[[ Data under study, beginning ]]

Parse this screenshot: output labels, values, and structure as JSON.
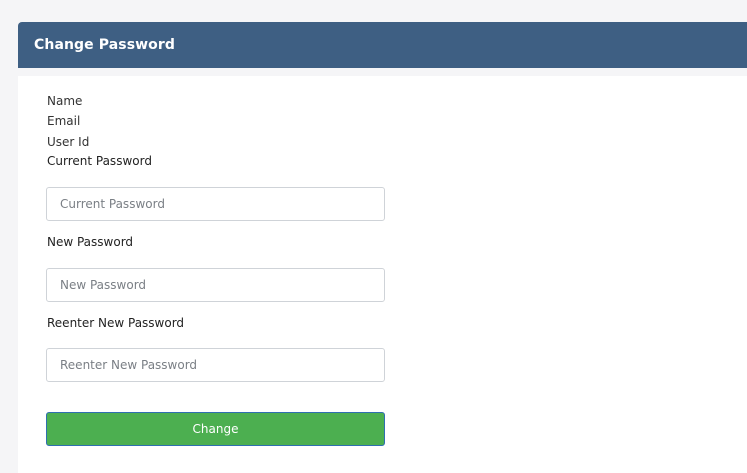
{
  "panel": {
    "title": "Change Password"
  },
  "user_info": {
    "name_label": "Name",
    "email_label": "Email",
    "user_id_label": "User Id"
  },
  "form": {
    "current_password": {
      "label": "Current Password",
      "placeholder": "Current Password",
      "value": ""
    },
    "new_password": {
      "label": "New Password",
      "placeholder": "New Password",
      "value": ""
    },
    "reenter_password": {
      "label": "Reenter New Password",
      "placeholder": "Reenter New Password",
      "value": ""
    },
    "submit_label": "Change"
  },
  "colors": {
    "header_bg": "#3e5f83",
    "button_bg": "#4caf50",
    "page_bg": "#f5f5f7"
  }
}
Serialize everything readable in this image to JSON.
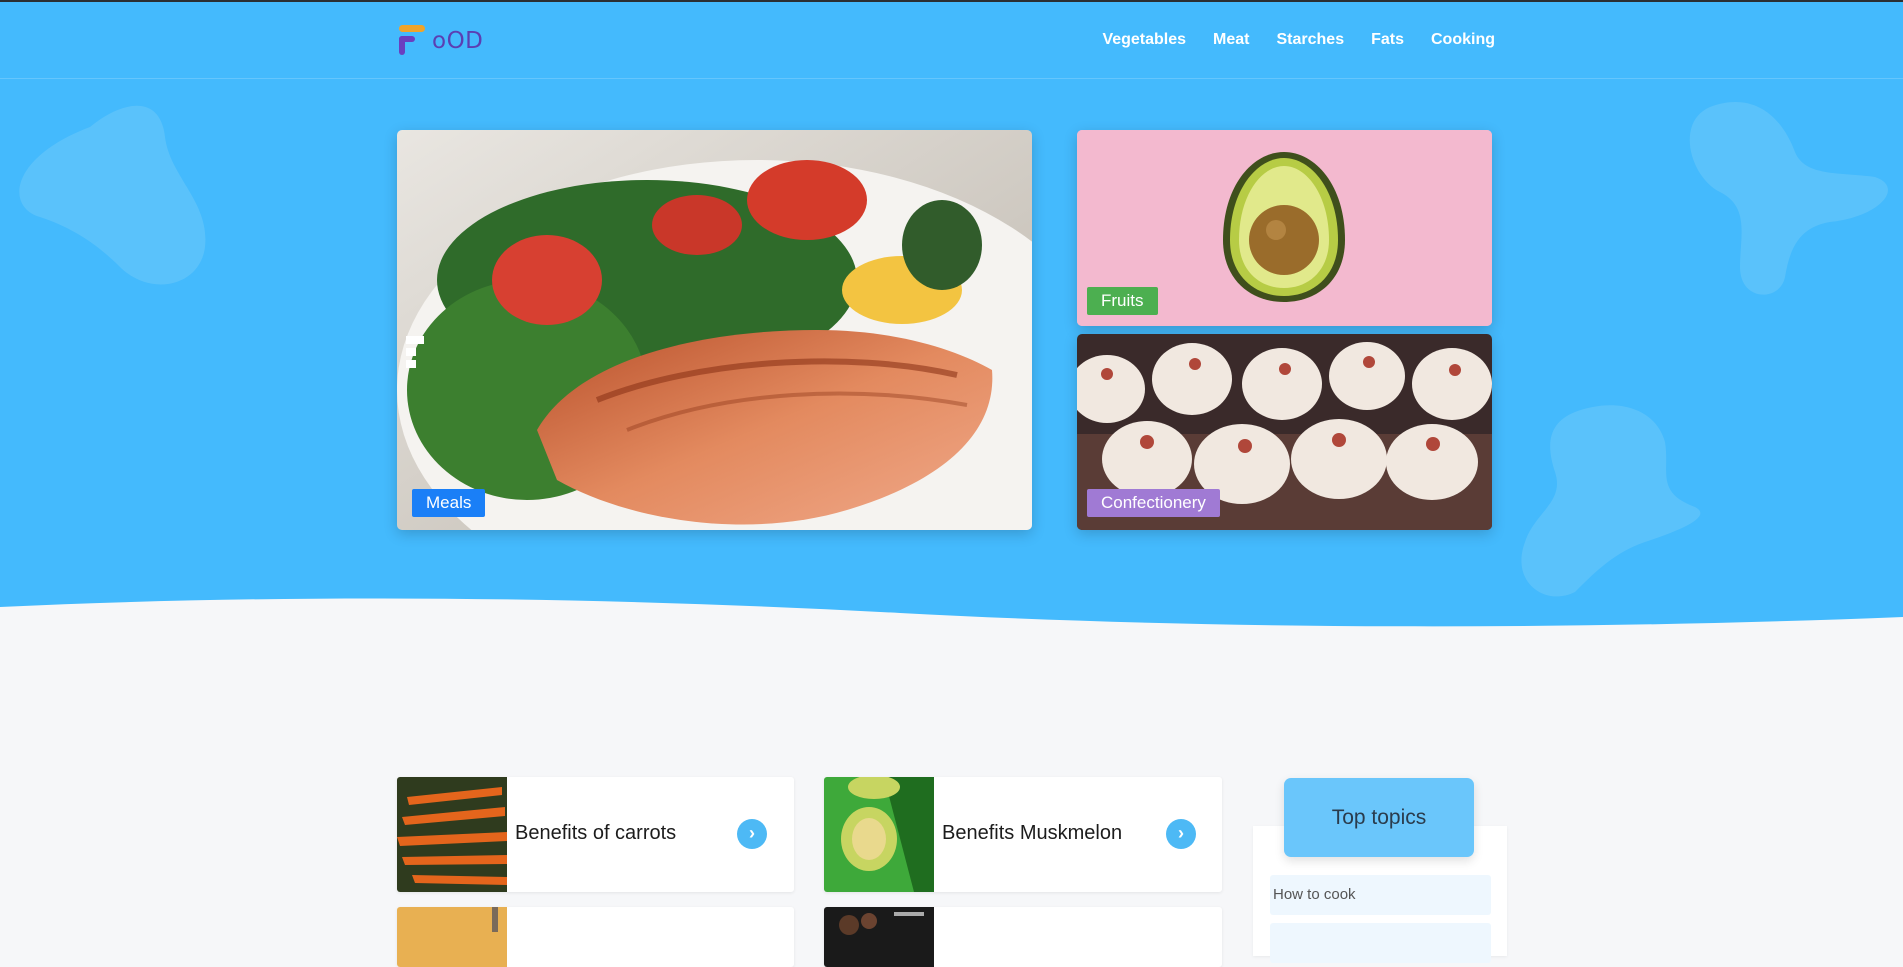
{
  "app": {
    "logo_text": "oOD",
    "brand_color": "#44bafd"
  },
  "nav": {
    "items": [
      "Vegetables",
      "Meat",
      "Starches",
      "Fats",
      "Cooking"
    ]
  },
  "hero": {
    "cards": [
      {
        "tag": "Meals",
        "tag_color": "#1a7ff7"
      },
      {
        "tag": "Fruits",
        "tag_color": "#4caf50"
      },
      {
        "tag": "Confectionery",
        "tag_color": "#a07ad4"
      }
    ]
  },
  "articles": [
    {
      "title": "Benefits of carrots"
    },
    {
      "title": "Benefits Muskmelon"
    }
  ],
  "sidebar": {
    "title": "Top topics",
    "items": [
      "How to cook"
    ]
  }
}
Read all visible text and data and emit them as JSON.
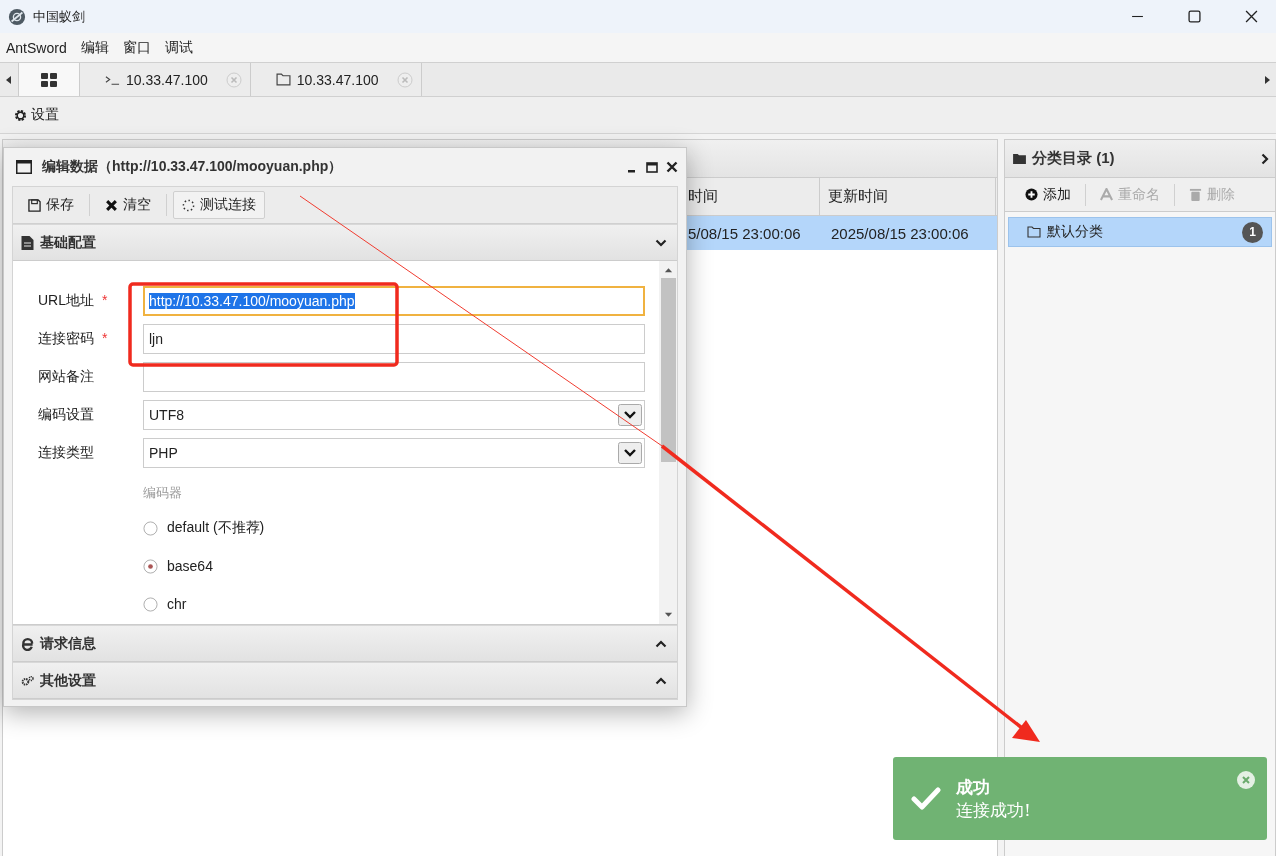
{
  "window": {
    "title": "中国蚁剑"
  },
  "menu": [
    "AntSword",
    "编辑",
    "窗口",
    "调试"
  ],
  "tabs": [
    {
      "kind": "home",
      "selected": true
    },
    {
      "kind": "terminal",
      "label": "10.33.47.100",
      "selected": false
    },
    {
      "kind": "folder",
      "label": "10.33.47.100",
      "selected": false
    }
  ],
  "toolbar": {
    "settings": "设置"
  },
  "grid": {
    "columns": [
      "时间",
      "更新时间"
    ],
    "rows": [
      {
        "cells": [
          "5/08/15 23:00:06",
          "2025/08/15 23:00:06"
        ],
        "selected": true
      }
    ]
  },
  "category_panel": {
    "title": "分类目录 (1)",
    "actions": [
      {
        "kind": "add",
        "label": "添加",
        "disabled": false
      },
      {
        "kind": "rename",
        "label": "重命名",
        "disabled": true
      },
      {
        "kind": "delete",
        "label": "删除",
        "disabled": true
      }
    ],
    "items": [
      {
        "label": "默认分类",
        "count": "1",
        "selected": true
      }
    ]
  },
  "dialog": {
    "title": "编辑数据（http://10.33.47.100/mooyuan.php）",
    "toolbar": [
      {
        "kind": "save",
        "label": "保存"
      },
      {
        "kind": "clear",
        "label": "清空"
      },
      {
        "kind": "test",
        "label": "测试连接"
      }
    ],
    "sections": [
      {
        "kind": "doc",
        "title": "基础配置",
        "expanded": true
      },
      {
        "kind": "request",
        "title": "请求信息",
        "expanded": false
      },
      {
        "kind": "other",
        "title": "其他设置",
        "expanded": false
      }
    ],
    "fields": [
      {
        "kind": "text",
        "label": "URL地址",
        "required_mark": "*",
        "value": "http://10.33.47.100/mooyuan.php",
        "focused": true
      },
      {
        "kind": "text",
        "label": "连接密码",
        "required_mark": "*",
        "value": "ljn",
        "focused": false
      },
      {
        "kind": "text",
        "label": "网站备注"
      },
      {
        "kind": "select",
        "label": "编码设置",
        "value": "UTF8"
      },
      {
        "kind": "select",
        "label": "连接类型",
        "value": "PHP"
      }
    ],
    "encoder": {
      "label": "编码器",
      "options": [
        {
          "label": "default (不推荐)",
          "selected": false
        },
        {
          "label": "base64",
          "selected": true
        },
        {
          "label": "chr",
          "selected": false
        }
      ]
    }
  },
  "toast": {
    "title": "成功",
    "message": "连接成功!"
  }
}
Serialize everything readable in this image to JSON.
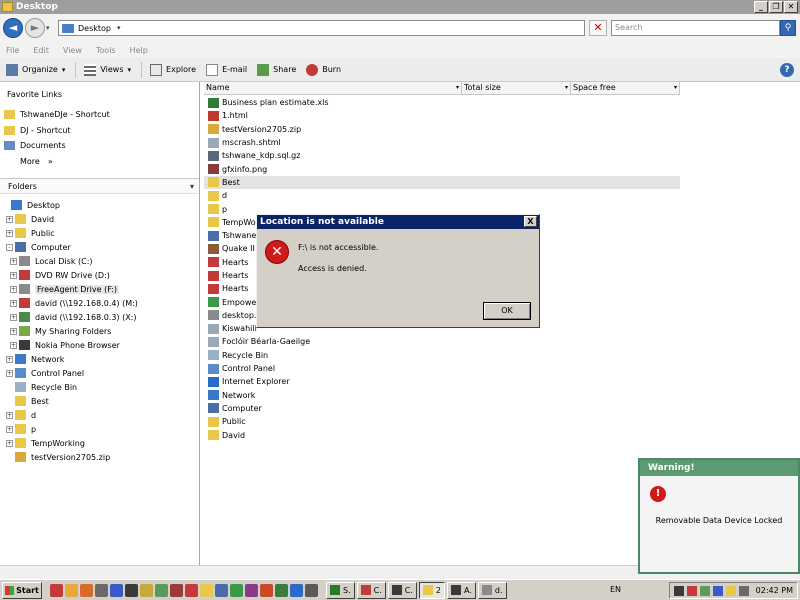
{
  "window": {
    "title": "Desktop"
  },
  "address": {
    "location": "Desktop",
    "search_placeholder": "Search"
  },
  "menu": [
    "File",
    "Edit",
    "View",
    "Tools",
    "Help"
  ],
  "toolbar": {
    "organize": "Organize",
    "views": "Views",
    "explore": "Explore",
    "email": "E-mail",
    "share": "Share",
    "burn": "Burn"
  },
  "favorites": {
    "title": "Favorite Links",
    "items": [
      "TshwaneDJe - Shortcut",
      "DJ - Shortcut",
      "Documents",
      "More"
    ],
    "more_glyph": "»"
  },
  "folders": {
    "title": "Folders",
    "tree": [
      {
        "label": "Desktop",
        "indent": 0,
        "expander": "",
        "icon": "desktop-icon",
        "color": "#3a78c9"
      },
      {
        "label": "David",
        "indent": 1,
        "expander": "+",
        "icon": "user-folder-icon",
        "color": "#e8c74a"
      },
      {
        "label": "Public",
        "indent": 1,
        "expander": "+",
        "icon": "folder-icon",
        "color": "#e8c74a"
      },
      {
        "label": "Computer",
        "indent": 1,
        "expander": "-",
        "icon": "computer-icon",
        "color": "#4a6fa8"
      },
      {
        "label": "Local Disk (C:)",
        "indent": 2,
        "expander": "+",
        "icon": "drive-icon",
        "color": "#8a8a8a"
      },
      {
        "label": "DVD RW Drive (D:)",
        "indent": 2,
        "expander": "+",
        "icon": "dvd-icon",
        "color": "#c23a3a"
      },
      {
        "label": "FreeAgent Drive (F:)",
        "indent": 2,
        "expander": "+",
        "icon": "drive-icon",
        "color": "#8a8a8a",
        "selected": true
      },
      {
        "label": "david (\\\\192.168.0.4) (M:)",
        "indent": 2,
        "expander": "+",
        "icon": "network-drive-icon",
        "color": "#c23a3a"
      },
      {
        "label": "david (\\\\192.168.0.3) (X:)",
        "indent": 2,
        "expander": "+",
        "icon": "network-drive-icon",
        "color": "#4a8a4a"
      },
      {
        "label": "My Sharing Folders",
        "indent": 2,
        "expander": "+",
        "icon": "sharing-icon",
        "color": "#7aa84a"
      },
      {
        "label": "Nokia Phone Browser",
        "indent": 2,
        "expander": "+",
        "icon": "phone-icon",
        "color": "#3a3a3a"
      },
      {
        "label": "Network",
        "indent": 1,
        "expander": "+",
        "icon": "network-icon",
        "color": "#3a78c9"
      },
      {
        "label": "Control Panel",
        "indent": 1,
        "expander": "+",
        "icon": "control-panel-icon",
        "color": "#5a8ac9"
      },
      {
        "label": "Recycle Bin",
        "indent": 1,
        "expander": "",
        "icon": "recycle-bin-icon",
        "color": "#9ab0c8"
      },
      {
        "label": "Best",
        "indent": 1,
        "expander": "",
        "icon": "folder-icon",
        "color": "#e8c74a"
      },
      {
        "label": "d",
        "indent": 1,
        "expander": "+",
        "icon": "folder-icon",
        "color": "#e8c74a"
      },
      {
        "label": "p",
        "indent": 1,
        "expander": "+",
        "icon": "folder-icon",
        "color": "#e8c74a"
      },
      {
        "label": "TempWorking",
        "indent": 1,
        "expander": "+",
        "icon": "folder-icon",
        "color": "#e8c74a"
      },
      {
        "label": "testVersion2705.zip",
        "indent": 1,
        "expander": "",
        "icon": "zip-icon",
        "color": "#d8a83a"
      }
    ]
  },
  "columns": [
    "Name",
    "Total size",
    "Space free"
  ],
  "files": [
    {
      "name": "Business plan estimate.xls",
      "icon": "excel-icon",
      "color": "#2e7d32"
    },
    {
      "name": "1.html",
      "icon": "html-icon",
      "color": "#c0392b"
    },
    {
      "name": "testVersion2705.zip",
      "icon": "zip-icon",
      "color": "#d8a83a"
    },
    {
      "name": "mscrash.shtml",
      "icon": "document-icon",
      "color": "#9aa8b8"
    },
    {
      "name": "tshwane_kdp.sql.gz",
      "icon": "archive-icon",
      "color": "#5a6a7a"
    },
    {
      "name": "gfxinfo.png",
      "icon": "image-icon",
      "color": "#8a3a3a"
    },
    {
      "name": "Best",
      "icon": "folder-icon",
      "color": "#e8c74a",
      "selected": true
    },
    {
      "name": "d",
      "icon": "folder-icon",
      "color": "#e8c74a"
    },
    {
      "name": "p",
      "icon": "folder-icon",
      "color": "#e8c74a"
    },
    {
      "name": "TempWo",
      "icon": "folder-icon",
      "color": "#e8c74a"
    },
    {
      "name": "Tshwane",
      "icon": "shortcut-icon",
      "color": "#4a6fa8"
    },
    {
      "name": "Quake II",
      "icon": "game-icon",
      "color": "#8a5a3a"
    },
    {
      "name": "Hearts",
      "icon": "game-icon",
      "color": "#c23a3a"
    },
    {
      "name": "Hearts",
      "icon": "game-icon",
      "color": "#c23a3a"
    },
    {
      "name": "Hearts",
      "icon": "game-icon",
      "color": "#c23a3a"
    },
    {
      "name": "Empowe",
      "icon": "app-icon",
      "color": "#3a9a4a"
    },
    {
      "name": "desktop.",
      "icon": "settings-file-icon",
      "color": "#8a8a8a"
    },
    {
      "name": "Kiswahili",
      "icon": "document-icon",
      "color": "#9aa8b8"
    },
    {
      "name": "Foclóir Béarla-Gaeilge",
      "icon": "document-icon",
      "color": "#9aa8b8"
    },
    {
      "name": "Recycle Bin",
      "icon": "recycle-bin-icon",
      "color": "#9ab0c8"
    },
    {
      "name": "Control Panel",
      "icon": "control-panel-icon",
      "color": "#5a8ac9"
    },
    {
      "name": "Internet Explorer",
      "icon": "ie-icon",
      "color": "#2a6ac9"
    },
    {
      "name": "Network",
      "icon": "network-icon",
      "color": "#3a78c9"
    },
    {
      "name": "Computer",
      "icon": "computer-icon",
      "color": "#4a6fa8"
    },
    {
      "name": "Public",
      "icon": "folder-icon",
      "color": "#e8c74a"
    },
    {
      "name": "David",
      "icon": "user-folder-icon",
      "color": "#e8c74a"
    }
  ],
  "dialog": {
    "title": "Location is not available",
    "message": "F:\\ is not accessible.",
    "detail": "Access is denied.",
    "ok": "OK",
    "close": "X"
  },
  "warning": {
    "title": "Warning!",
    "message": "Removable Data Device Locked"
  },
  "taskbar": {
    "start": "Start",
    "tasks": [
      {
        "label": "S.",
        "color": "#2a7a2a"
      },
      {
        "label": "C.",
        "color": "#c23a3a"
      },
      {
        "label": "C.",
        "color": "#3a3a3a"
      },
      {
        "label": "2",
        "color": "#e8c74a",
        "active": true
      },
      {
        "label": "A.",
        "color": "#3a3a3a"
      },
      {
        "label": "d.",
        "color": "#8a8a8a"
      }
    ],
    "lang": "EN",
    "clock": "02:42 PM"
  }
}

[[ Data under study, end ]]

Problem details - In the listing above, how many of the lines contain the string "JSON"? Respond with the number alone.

Finished exercise - 4